* [Problem to solve]:
Repeat every record below, word for word.

[Items from a dataset]
###

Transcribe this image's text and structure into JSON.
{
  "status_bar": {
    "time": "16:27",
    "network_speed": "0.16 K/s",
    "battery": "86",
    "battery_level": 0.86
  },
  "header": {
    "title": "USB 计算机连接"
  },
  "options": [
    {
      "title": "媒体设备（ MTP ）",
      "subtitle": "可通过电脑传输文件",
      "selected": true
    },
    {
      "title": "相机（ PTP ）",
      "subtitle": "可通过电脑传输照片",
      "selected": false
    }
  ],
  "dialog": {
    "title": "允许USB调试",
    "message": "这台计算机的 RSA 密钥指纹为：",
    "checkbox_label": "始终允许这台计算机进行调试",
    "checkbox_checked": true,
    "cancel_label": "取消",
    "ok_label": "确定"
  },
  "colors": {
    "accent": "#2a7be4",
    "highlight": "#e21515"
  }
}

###

* [The completed task]:
Transcribe this image's text and structure into JSON.
{
  "status_bar": {
    "time": "16:27",
    "network_speed": "0.16 K/s",
    "battery": "86",
    "battery_level": 0.86
  },
  "header": {
    "title": "USB 计算机连接"
  },
  "options": [
    {
      "title": "媒体设备（ MTP ）",
      "subtitle": "可通过电脑传输文件",
      "selected": true
    },
    {
      "title": "相机（ PTP ）",
      "subtitle": "可通过电脑传输照片",
      "selected": false
    }
  ],
  "dialog": {
    "title": "允许USB调试",
    "message": "这台计算机的 RSA 密钥指纹为：",
    "checkbox_label": "始终允许这台计算机进行调试",
    "checkbox_checked": true,
    "cancel_label": "取消",
    "ok_label": "确定"
  },
  "colors": {
    "accent": "#2a7be4",
    "highlight": "#e21515"
  }
}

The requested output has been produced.